"If anything, it's to augment that… But at the same time, this preserves those stories in the case that they would not be passed down."
To this end, his team worked with many different authors, says Kaulback.
"We have elders as authors, our Aboriginal language instructors as authors, some of our students as authors and illustrators, as well as very accomplished authors like Richard van Camp and David Bouchard."
Sometimes, the process involved extensive consultation with communities, as with the three dictionaries the school district published.
"They were massive projects that took years to do, dozens of meetings with the elders in the community," says Kaulback of his proudest achievement.
"I know the dictionaries are being used, and they're really helping as a foundation for language revival in our communities."
To advance the educational potential of the books, many of them are now available on storybook apps created for iPad and iPhone, often with accompanying audio files.
A history in the North
Kaulback's role as an erstwhile publishing magnate is only one chapter in his long northern career. He came North from Toronto in 1976 to work as a teacher at Bompass Hall in Fort Simpson, N.W.T.
Over the next 12 years he worked in Nunavut's Baker Lake and Iqaluit, and the Katl'odehche First Nation Reserve in Hay River, N.W.T., where he became principal of Chief Sunrise Education Centre.
He moved back south in 1986, only to return to Hay River a decade and a half later.
"When it came time to move up in 2000, I had a family meeting, and my kids — who had all been born in the Northwest Territories but were down south at the time — they said, 'you go dad, we're going to stay here,' because they were all settled," he says.
"What was planned to be a year or two up here again, turned out to be 16 years. So it will be good to rejoin family and get to know my grandkids better than I do."
Kaulback has agreed to help publish eight books, currently under development, even after his retirement.

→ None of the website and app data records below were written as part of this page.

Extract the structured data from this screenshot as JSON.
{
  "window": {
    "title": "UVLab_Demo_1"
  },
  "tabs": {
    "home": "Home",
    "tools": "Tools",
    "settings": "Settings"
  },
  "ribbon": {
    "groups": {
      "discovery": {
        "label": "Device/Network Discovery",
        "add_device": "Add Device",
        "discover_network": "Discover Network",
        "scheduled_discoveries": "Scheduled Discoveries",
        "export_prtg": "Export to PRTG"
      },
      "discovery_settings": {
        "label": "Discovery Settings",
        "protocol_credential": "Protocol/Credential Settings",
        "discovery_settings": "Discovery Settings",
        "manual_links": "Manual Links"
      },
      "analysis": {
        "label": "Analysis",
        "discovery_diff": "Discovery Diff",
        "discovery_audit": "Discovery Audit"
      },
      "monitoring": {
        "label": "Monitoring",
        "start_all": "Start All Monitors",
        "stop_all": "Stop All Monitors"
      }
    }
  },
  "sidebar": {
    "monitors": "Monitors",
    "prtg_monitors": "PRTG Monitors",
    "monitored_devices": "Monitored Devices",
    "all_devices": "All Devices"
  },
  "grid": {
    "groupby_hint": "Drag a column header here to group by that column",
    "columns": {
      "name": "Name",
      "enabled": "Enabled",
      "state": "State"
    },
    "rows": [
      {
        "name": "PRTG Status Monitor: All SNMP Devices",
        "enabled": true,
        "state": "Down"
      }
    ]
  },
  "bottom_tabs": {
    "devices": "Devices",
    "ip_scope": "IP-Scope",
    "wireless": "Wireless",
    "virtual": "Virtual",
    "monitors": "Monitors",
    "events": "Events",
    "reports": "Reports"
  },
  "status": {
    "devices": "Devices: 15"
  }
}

And he hopes to continue working in Indigenous language publishing with the South Slave school district as well as with other communities and school districts across the country.
"It's something that's in my blood now."